Why some businesses thrive while others implode during economic downswings remains a puzzle to many entrepreneurs. Often, they mistakenly assume that all businesses must suffer through recessionary cycles. In reality, some companies are essentially recession-proof, and not necessarily because they are bigger, better-known, or more generously capitalised. What separates the successful enterprises from those that collapse during down cycles is that they are organised around a uniquely dynamic and healthier approach to the business cycles. They plan for the future and keep contingencies in place to confront whatever challenges might arise. They sell products and services that do not go out of fashion easily. Most of all, they focus on profits in an intelligent manner that helps them grow and prosper in any economic environment.  

 Here are some ideas for creating a company that will successfully weather an economic downturn:  

  • Set, measure, and monitor inventory targets, sales goals, and revenues – but make a profit, specifically net profit. 
  • Weed out unprofitable accounts and lacklustre ventures, services, and products. Reward top performers and ensure those who are not contributing are trained and counselled for the benefit of the overall team.  
  • Keep in close contact with customers and track their demographic patterns and consumer preferences.  
  •  Develop strategies to attract new customers, retain existing customers, and sell more products and services to every customer.  
  • Advertise and market aggressively, but constantly refine and redefine the campaigns to strengthen the business and enhance the equity of the brand name.  

The critical difference between response and reaction 

Coaches often talk about the need to remain calm and aware under duress, so that instead of simply reacting randomly and haphazardly, one can respond with more level-headed and effective behaviours.

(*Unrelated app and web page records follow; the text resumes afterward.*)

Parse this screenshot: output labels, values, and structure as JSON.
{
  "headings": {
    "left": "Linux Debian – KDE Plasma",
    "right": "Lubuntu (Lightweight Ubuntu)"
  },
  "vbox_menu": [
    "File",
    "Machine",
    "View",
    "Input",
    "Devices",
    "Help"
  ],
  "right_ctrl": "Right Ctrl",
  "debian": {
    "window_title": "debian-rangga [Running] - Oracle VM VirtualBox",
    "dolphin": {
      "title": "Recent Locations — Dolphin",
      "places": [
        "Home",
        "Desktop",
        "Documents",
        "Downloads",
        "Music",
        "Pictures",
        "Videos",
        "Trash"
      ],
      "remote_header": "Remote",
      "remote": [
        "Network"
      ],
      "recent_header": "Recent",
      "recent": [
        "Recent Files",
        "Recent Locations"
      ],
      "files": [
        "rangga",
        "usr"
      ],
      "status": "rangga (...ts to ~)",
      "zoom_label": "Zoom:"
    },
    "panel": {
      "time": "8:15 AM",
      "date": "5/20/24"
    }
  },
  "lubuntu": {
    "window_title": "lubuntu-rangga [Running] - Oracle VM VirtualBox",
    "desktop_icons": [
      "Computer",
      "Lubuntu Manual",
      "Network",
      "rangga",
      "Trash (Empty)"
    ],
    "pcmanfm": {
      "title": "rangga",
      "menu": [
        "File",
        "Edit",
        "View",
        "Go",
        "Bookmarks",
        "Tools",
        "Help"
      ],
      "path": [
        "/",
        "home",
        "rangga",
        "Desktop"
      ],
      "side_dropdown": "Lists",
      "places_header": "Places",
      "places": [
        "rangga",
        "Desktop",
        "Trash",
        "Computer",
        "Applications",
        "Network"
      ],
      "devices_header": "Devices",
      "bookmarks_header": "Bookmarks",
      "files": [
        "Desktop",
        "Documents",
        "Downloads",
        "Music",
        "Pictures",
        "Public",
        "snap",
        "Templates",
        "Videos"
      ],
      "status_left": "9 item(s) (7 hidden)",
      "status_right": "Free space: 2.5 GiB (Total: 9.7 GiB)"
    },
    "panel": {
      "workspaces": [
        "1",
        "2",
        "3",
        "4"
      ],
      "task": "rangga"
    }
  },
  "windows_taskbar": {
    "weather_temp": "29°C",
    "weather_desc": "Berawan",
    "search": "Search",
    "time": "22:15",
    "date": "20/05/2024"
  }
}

If you have adequately trained and sufficiently practiced to meet a set of challenges, responding to adverse conditions is often relatively easy and successful. On the other hand, reacting to situations you are not prepared for frequently leads to knee-jerk reactions that are neither thoughtfully conceived nor effectively executed.  

The difference between response and reaction generally boils down to deliberate preparation, prior planning, and intentional action. Emergency response organisations, for example, drill and train for the inevitable, when the fire erupts or a traffic accident happens, firefighters and police officers typically view the situation as another day at the office, because they have planned to react in an intelligent, effective, and professional manner.  

One of the interesting things about response versus reaction is that once one reaches a certain level of training, instinctive behaviours transform from reactions into responses – and from reactionary to responsible. The first time a new fly-half enters a professional rugby game, it can be a harrowing and clumsy experience, but after some time and a little bit of repetitive practice, flawless responses become instinctual and subconscious. The blur of a defensive opposing backline rushing forward no longer inspires panic, but instead indicates openings downfield that can be exploited for territorial advantage or a score.  

Similarly, when a business is planned with proper contingency solutions in mind, it can avoid missteps and bad judgments while capturing a greater market share. Experiencing an economic downturn only makes it stronger – by allowing it to put into action the concepts that it has been practicing all along, it refines and strengthens its approach.  

Pro-active planning has been more prevalent than during the COVID-19 Pandemic. Whilst we are slowly clawing our way out of this hole, who knows what might come next – let’s be better prepared next time! 


Pascal Pau, ActionCOACH Business Coach 

pascalpau.actioncoach.com | pascalpau@actioncoach.com


Photo by BBH Singapore on Unsplash